A congressional innocent
U.S. Rep. Lynn Westmoreland, a Republican of Georgia, was quoted this week as saying of Barack and Michelle Obama, “Just from what little I’ve seen of her and Mr. Obama, Sen. Obama, they’re a member of an elitist-class individual that thinks that they’re uppity.”
No one expects spoken language to hold to the standards of written language. People start sentences in one direction and switch to another, or they get tangled in pronoun referents, or assemble syntactical fragments. That’s the way we talk, and spoken language has vocal inflections, facial expressions, gestures and other accompaniments to help the listener comprehend. It would be idle to expect of conversation the reflection and organization that produces a text.
Even so, you’d think that a member of Congress might display a little more skill in managing singulars and plurals and pronouns. The sense is a little challenging: The Obamas are members of an individual that thinks that they are uppity?
But the pivot in that little discourse is the word uppity. The Atlanta Journal-Constitution devoted an article — thank you, Editrix, for the link — to the minor brouhaha over Representative Westmoreland’s use of that word, with its unpleasantly racial overtones.*
No, no, Representative Westmoreland meant no such offense. He used the word in the dictionary sense of snobbish.
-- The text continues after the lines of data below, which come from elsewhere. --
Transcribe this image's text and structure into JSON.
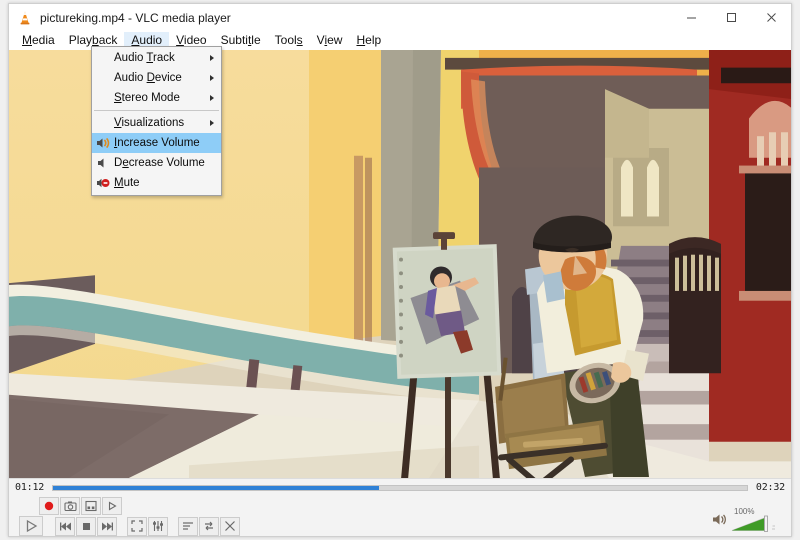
{
  "window": {
    "title": "pictureking.mp4 - VLC media player",
    "app_icon": "vlc-cone-icon",
    "controls": {
      "minimize": "minimize-icon",
      "maximize": "maximize-icon",
      "close": "close-icon"
    }
  },
  "menubar": {
    "items": [
      {
        "label": "Media",
        "accel": "M",
        "active": false
      },
      {
        "label": "Playback",
        "accel": "P",
        "active": false
      },
      {
        "label": "Audio",
        "accel": "A",
        "active": true
      },
      {
        "label": "Video",
        "accel": "V",
        "active": false
      },
      {
        "label": "Subtitle",
        "accel": "S",
        "active": false
      },
      {
        "label": "Tools",
        "accel": "s",
        "active": false
      },
      {
        "label": "View",
        "accel": "i",
        "active": false
      },
      {
        "label": "Help",
        "accel": "H",
        "active": false
      }
    ]
  },
  "audio_menu": {
    "items": [
      {
        "label": "Audio Track",
        "submenu": true,
        "icon": "",
        "selected": false
      },
      {
        "label": "Audio Device",
        "submenu": true,
        "icon": "",
        "selected": false
      },
      {
        "label": "Stereo Mode",
        "submenu": true,
        "icon": "",
        "selected": false
      },
      {
        "separator": true
      },
      {
        "label": "Visualizations",
        "submenu": true,
        "icon": "",
        "selected": false
      },
      {
        "label": "Increase Volume",
        "submenu": false,
        "icon": "volume-up-icon",
        "selected": true
      },
      {
        "label": "Decrease Volume",
        "submenu": false,
        "icon": "volume-down-icon",
        "selected": false
      },
      {
        "label": "Mute",
        "submenu": false,
        "icon": "mute-icon",
        "selected": false
      }
    ]
  },
  "player": {
    "elapsed": "01:12",
    "total": "02:32",
    "progress_percent": 47,
    "volume_percent": "100%",
    "volume_value": 100,
    "accent_color": "#2f81d6",
    "volume_color": "#3f9b27",
    "buttons_top": [
      {
        "name": "record-button",
        "icon": "record-icon"
      },
      {
        "name": "snapshot-button",
        "icon": "camera-icon"
      },
      {
        "name": "frame-by-frame-button",
        "icon": "frame-icon"
      },
      {
        "name": "ab-loop-button",
        "icon": "play-small-icon"
      }
    ],
    "buttons_transport": [
      {
        "name": "previous-button",
        "icon": "previous-icon"
      },
      {
        "name": "stop-button",
        "icon": "stop-icon"
      },
      {
        "name": "next-button",
        "icon": "next-icon"
      }
    ],
    "buttons_view": [
      {
        "name": "fullscreen-button",
        "icon": "fullscreen-icon"
      },
      {
        "name": "extended-settings-button",
        "icon": "equalizer-icon"
      }
    ],
    "buttons_playlist": [
      {
        "name": "playlist-button",
        "icon": "playlist-icon"
      },
      {
        "name": "loop-button",
        "icon": "loop-icon"
      },
      {
        "name": "shuffle-button",
        "icon": "shuffle-icon"
      }
    ],
    "play_button": {
      "name": "play-button",
      "icon": "play-icon"
    }
  },
  "video": {
    "description": "Animated illustration of a bearded painter in a beret working at an easel in a sunlit Mediterranean alley with yellow and red buildings, arches and stone steps."
  }
}
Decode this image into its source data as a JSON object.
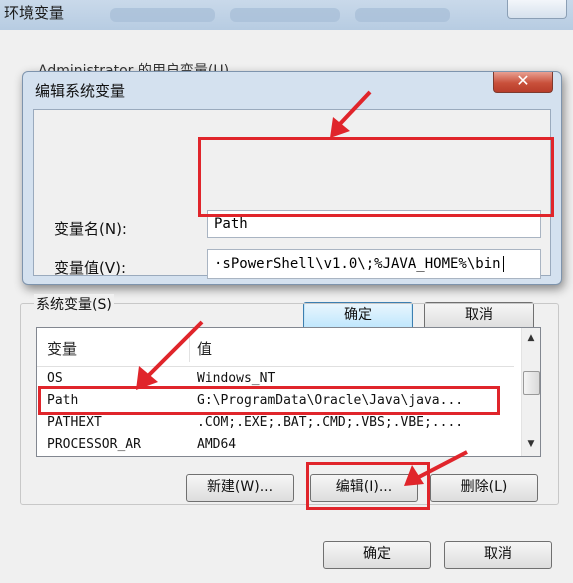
{
  "outer_window": {
    "title": "环境变量",
    "user_vars_title": "Administrator 的用户变量(U)"
  },
  "edit_dialog": {
    "title": "编辑系统变量",
    "close_glyph": "✕",
    "name_label": "变量名(N):",
    "name_value": "Path",
    "value_label": "变量值(V):",
    "value_value": "·sPowerShell\\v1.0\\;%JAVA_HOME%\\bin",
    "ok_label": "确定",
    "cancel_label": "取消"
  },
  "system_vars": {
    "group_title": "系统变量(S)",
    "columns": [
      "变量",
      "值"
    ],
    "rows": [
      {
        "name": "OS",
        "value": "Windows_NT"
      },
      {
        "name": "Path",
        "value": "G:\\ProgramData\\Oracle\\Java\\java..."
      },
      {
        "name": "PATHEXT",
        "value": ".COM;.EXE;.BAT;.CMD;.VBS;.VBE;...."
      },
      {
        "name": "PROCESSOR_AR",
        "value": "AMD64"
      }
    ],
    "new_label": "新建(W)...",
    "edit_label": "编辑(I)...",
    "delete_label": "删除(L)"
  },
  "footer": {
    "ok_label": "确定",
    "cancel_label": "取消"
  },
  "colors": {
    "annotation_red": "#e0252b",
    "dialog_frame": "#d4e1ef",
    "window_bg": "#f0f0f0"
  }
}
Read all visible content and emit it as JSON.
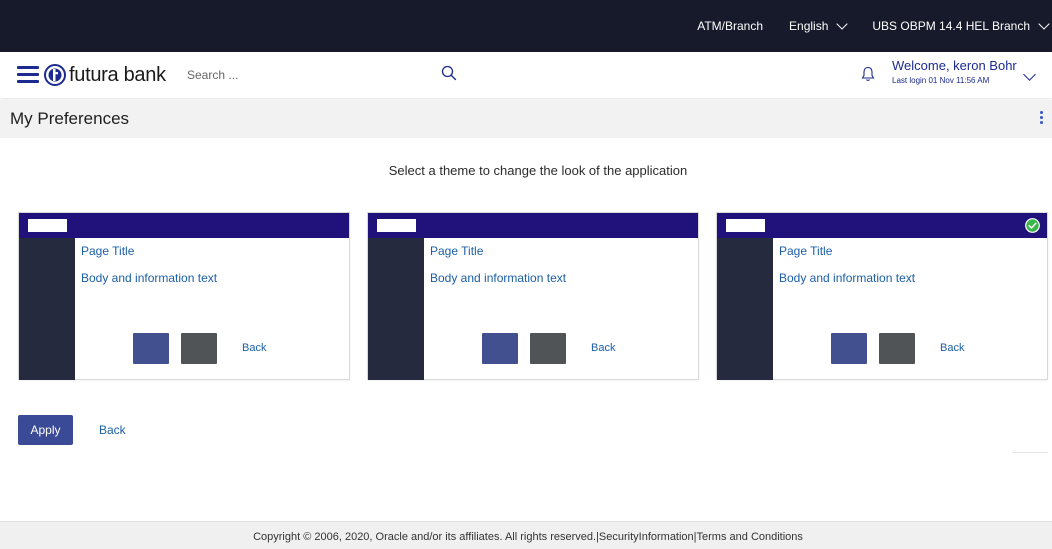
{
  "topbar": {
    "atm_branch": "ATM/Branch",
    "language": "English",
    "branch": "UBS OBPM 14.4 HEL Branch"
  },
  "header": {
    "brand": "futura bank",
    "search_placeholder": "Search ...",
    "welcome": "Welcome, keron Bohr",
    "last_login": "Last login 01 Nov 11:56 AM"
  },
  "page": {
    "title": "My Preferences",
    "instruction": "Select a theme to change the look of the application"
  },
  "themes": [
    {
      "page_title": "Page Title",
      "body_text": "Body and information text",
      "back": "Back",
      "selected": false
    },
    {
      "page_title": "Page Title",
      "body_text": "Body and information text",
      "back": "Back",
      "selected": false
    },
    {
      "page_title": "Page Title",
      "body_text": "Body and information text",
      "back": "Back",
      "selected": true
    }
  ],
  "actions": {
    "apply": "Apply",
    "back": "Back"
  },
  "footer": {
    "copyright": "Copyright © 2006, 2020, Oracle and/or its affiliates. All rights reserved.|",
    "security": "SecurityInformation",
    "sep": "|",
    "terms": "Terms and Conditions"
  },
  "colors": {
    "topbar_bg": "#161a2b",
    "brand_blue": "#1c2b8f",
    "theme_header": "#20127a",
    "theme_sidebar": "#252a3e",
    "primary_button": "#3b4a96",
    "link": "#1c5fa6",
    "selected_check": "#3bb54a"
  }
}
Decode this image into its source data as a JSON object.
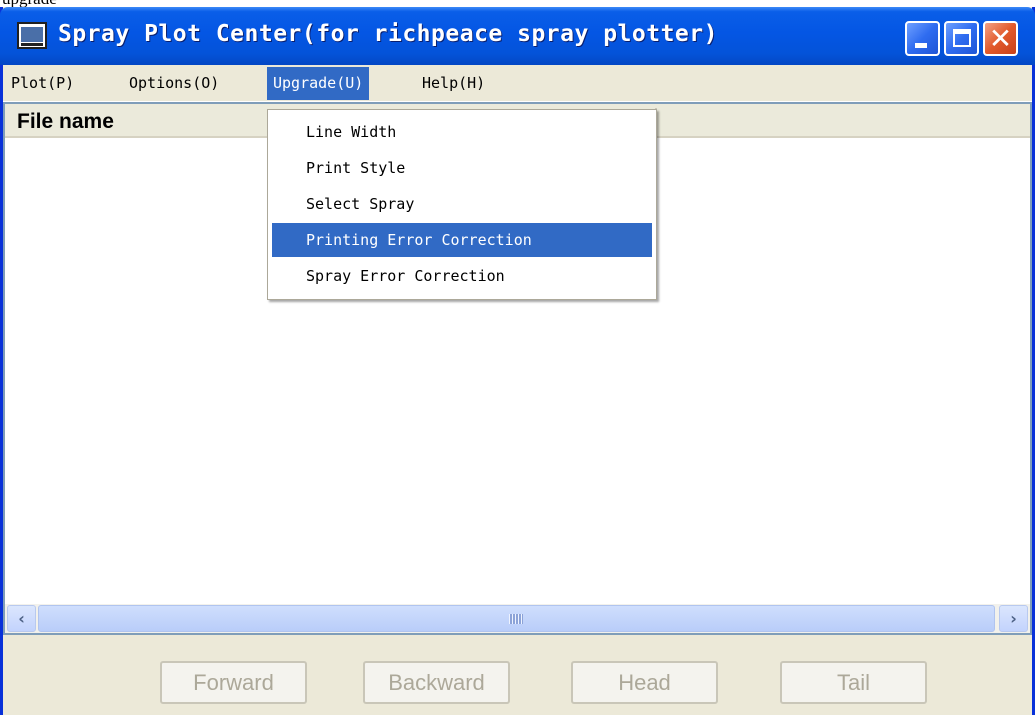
{
  "top_fragment": "upgrade",
  "window": {
    "title": "Spray Plot Center(for richpeace spray plotter)"
  },
  "menubar": {
    "items": [
      {
        "label": "Plot(P)"
      },
      {
        "label": "Options(O)"
      },
      {
        "label": "Upgrade(U)"
      },
      {
        "label": "Help(H)"
      }
    ]
  },
  "upgrade_menu": {
    "items": [
      {
        "label": "Line Width"
      },
      {
        "label": "Print Style"
      },
      {
        "label": "Select Spray"
      },
      {
        "label": "Printing Error Correction"
      },
      {
        "label": "Spray Error Correction"
      }
    ],
    "highlighted": "Printing Error Correction"
  },
  "list": {
    "columns": [
      {
        "label": "File name"
      }
    ]
  },
  "buttons": {
    "forward": "Forward",
    "backward": "Backward",
    "head": "Head",
    "tail": "Tail"
  },
  "icons": {
    "app": "plotter-icon",
    "minimize": "minimize-icon",
    "maximize": "maximize-icon",
    "close": "close-icon",
    "scroll_left": "arrow-left-icon",
    "scroll_right": "arrow-right-icon"
  },
  "colors": {
    "titlebar": "#0456e4",
    "menu_highlight": "#316ac5",
    "window_face": "#ece9d8",
    "disabled_text": "#aca899"
  }
}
In fact, the congressman said in a statement, “I’ve never heard that term used in a racially derogatory sense.”
So to the other historic elements of this year’s presidential election — the first African-American nominee from a major party, the first female vice presidential nominee from the Republican Party, etc. — we can add this specimen: a grown white man from the Deep South who had never heard uppity used with any racial connotation.
* The Journal-Constitution provides a gloss: “For decades in the segregated South, ‘uppity’ was a word applied to African-Americans who attempted to rise above servile positions.”